Our exhibit is organized into four parts:
1. Racial (rā-shəl) Realities (rē-ˈa-lə-tē): is the collection of articles in the Ursinus College newspaper The Grizzly describing how campus was before administration took note of the racial disparity and listing concerns and suggestions from students of color.
2. Recruitment (ri-ˈkrüt-mənt): the action of finding new people to join an organization or support a cause - this collection displays administrative efforts to recruit students of color, including primary sources which document administrative discussion, then establishment of the Bridge Program and Minority Affairs Committee as well as marketing efforts.
3. Retention (ri-ˈten(t)-shən): the ability to keep or continue having something - this collection displays continued efforts to create an environment at Ursinus College which is attractive to students of color, including investment in African-American studies, the establishment of a Minority Student Union, and efforts to hire increasing numbers of faculty and staff of color.

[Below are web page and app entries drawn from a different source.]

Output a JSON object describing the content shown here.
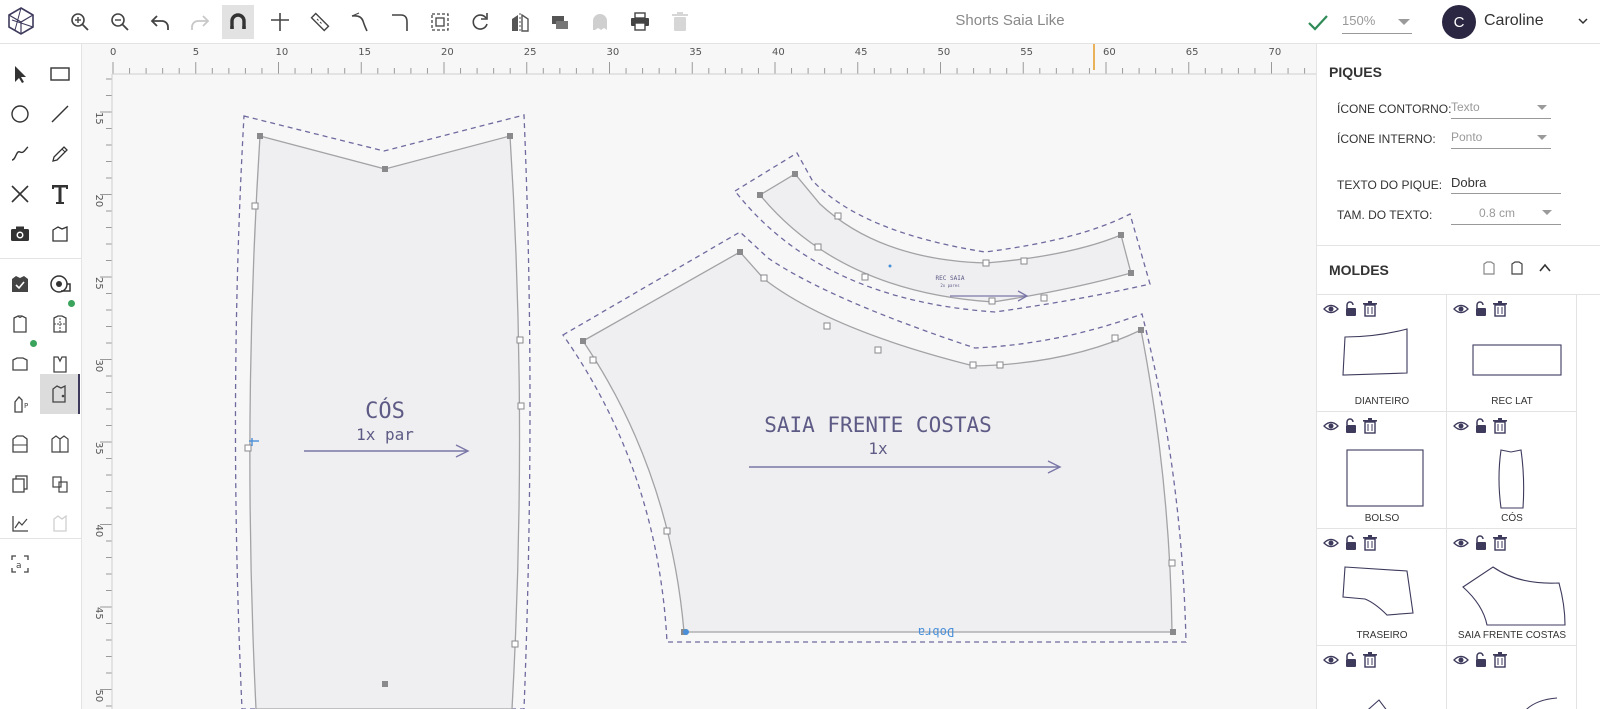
{
  "app": {
    "title": "Shorts Saia Like"
  },
  "toolbar": {
    "icons": [
      "zoom-in-icon",
      "zoom-out-icon",
      "undo-icon",
      "redo-icon",
      "magnet-icon",
      "crosshair-icon",
      "ruler-icon",
      "curve-tool-icon",
      "corner-tool-icon",
      "select-frame-icon",
      "rotate-icon",
      "mirror-icon",
      "layers-icon",
      "ghost-icon",
      "print-icon",
      "trash-icon"
    ],
    "zoom_value": "150%"
  },
  "user": {
    "initial": "C",
    "name": "Caroline"
  },
  "ruler": {
    "x_ticks": [
      "0",
      "5",
      "10",
      "15",
      "20",
      "25",
      "30",
      "35",
      "40",
      "45",
      "50",
      "55",
      "60",
      "65",
      "70"
    ],
    "y_ticks": [
      "15",
      "20",
      "25",
      "30",
      "35",
      "40",
      "45",
      "50"
    ]
  },
  "pieces": {
    "cos": {
      "name": "CÓS",
      "qty": "1x par"
    },
    "saia": {
      "name": "SAIA FRENTE COSTAS",
      "qty": "1x",
      "fold_label": "Dobra"
    },
    "rec_saia": {
      "name": "REC SAIA",
      "qty": "2x pares"
    }
  },
  "piques": {
    "title": "PIQUES",
    "contorno_label": "ÍCONE CONTORNO:",
    "contorno_value": "Texto",
    "interno_label": "ÍCONE INTERNO:",
    "interno_value": "Ponto",
    "texto_label": "TEXTO DO PIQUE:",
    "texto_value": "Dobra",
    "tam_label": "TAM. DO TEXTO:",
    "tam_value": "0.8 cm"
  },
  "moldes": {
    "title": "MOLDES",
    "items": [
      {
        "label": "DIANTEIRO"
      },
      {
        "label": "REC LAT"
      },
      {
        "label": "BOLSO"
      },
      {
        "label": "CÓS"
      },
      {
        "label": "TRASEIRO"
      },
      {
        "label": "SAIA FRENTE COSTAS"
      }
    ]
  },
  "colors": {
    "accent": "#3d3a5c",
    "piece_fill": "#efeff1",
    "dash": "#6f6a9e",
    "label": "#5d5a85"
  }
}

4. Reactions (rē-ˈak-shən): an action performed or a feeling experienced in response to a situation or event - this collection documents post-1995 events and articles displaying continued efforts or ways that the College has adjusted in response to these diversity efforts.

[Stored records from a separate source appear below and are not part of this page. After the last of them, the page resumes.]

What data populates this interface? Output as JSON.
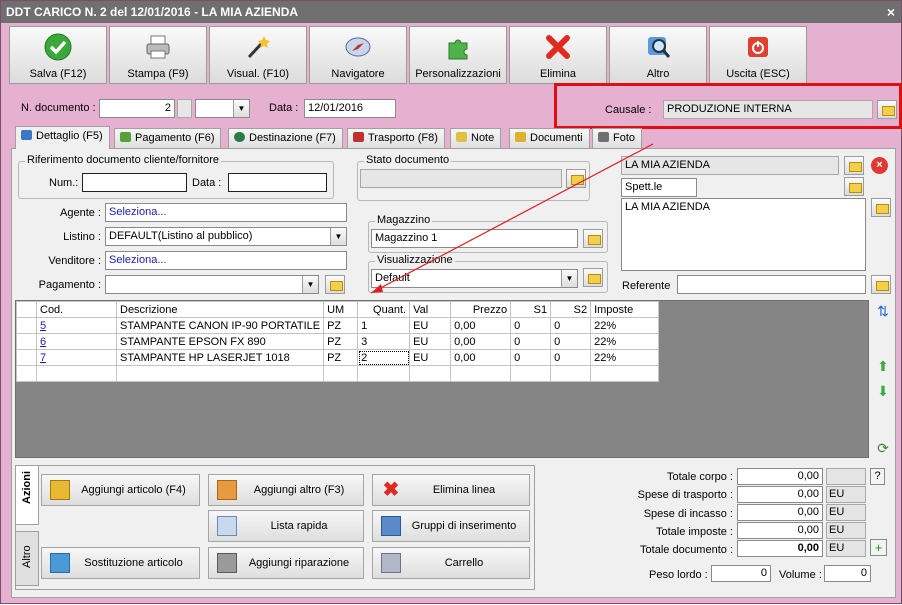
{
  "window": {
    "title": "DDT CARICO N. 2 del 12/01/2016 - LA MIA AZIENDA",
    "close": "×"
  },
  "toolbar": [
    {
      "label": "Salva (F12)",
      "icon": "check-icon"
    },
    {
      "label": "Stampa (F9)",
      "icon": "printer-icon"
    },
    {
      "label": "Visual. (F10)",
      "icon": "wand-icon"
    },
    {
      "label": "Navigatore",
      "icon": "compass-icon"
    },
    {
      "label": "Personalizzazioni",
      "icon": "puzzle-icon"
    },
    {
      "label": "Elimina",
      "icon": "red-x-icon"
    },
    {
      "label": "Altro",
      "icon": "magnifier-icon"
    },
    {
      "label": "Uscita (ESC)",
      "icon": "power-icon"
    }
  ],
  "header": {
    "num_label": "N. documento :",
    "num_value": "2",
    "date_label": "Data :",
    "date_value": "12/01/2016",
    "causale_label": "Causale :",
    "causale_value": "PRODUZIONE INTERNA"
  },
  "tabs": [
    {
      "label": "Dettaglio (F5)",
      "color": "#3a78c8"
    },
    {
      "label": "Pagamento (F6)",
      "color": "#58a03a"
    },
    {
      "label": "Destinazione (F7)",
      "color": "#2a7a4a"
    },
    {
      "label": "Trasporto (F8)",
      "color": "#c03030"
    },
    {
      "label": "Note",
      "color": "#e0c040"
    },
    {
      "label": "Documenti",
      "color": "#e0b030"
    },
    {
      "label": "Foto",
      "color": "#707070"
    }
  ],
  "rif": {
    "group": "Riferimento documento cliente/fornitore",
    "num_label": "Num.:",
    "num_value": "",
    "data_label": "Data :",
    "data_value": ""
  },
  "stato": {
    "group": "Stato documento",
    "value": ""
  },
  "anagrafica": {
    "name": "LA MIA AZIENDA",
    "title": "Spett.le",
    "address": "LA MIA AZIENDA",
    "referente_label": "Referente",
    "referente_value": ""
  },
  "fields": {
    "agente_label": "Agente :",
    "agente_value": "Seleziona...",
    "listino_label": "Listino :",
    "listino_value": "DEFAULT(Listino al pubblico)",
    "venditore_label": "Venditore :",
    "venditore_value": "Seleziona...",
    "pagamento_label": "Pagamento :",
    "pagamento_value": "",
    "magazzino_group": "Magazzino",
    "magazzino_value": "Magazzino 1",
    "visual_group": "Visualizzazione",
    "visual_value": "Default"
  },
  "grid": {
    "columns": [
      "Cod.",
      "Descrizione",
      "UM",
      "Quant.",
      "Val",
      "Prezzo",
      "S1",
      "S2",
      "Imposte"
    ],
    "rows": [
      {
        "cod": "5",
        "desc": "STAMPANTE CANON IP-90 PORTATILE",
        "um": "PZ",
        "qty": "1",
        "val": "EU",
        "price": "0,00",
        "s1": "0",
        "s2": "0",
        "tax": "22%"
      },
      {
        "cod": "6",
        "desc": "STAMPANTE EPSON FX 890",
        "um": "PZ",
        "qty": "3",
        "val": "EU",
        "price": "0,00",
        "s1": "0",
        "s2": "0",
        "tax": "22%"
      },
      {
        "cod": "7",
        "desc": "STAMPANTE HP LASERJET 1018",
        "um": "PZ",
        "qty": "2",
        "val": "EU",
        "price": "0,00",
        "s1": "0",
        "s2": "0",
        "tax": "22%"
      }
    ]
  },
  "side_tabs": {
    "azioni": "Azioni",
    "altro": "Altro"
  },
  "actions": {
    "add_article": "Aggiungi articolo (F4)",
    "add_other": "Aggiungi altro (F3)",
    "delete_line": "Elimina linea",
    "quick_list": "Lista rapida",
    "groups": "Gruppi di inserimento",
    "substitute": "Sostituzione articolo",
    "add_repair": "Aggiungi riparazione",
    "cart": "Carrello"
  },
  "totals": {
    "corpo_label": "Totale corpo :",
    "corpo": "0,00",
    "help": "?",
    "trasporto_label": "Spese di trasporto :",
    "trasporto": "0,00",
    "incasso_label": "Spese di incasso :",
    "incasso": "0,00",
    "imposte_label": "Totale imposte :",
    "imposte": "0,00",
    "documento_label": "Totale documento :",
    "documento": "0,00",
    "currency": "EU",
    "peso_label": "Peso lordo :",
    "peso": "0",
    "volume_label": "Volume :",
    "volume": "0"
  }
}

In African America Africana Studies class we've reviewed, Black Campus Movement by Ibram Kendi. Which relates back to our main purpose behind the creation of this exhibit to educate the viewer on Ursinus College efforts in the Recruitment and Retention of students of color. Kendi states, “Generally, they demanded better credentialed black faculty, whereas also demanding faculty power and a clear system based on merit…for their hiring, firing, and tenure.” (I. Kendi, pg. 113) In our source, "Can a Black Man find Happiness?", Nate Dupree an Ursinus College student voiced some of the ways he would change the campus life academically and socially. Nate tells the interviewer, “I would add a Fine Arts Program and a black studies program. Of course you would need some black administrators and black professors.” This is one of the many ways that our sources relates back to the coursework. Our exhibit doesn't only relate back to the text we've read but to some of the Curriculum Enrichment events the students of AAAS-200 had to attend. The Race and University Roundtable talk, relates with our exhibit because the exhibit offers background on the climate of Ursinus Campus during the height of huge racial disparity on campus. At the talk Mayor Aidsand Wright-Riggins, the first African-American to be Mayor of Collegeville, he gave the audience his first hand experience with racial disparity at California State University, Fullerton. He described his time there as simply being a number to the institution and not feeling supported. Mayor Wright-Riggins is echoing sentiments of people throughout the country who attend Predominantly White Institutions and are feeling unsupported, just like the countless accounts of students at Ursinus College who shared those concerns.
This exhibit would like to Thank: Dr. Patricia Lott (Professor of African American and Africana Studies), Carolyn Weigel (Ursinus College Archivist), Mr. Andy Prock (Scholary Communications and Metadata Librarian), and Ms. Christine Iannicelli (Instructional Technology Librarian) for their help and service.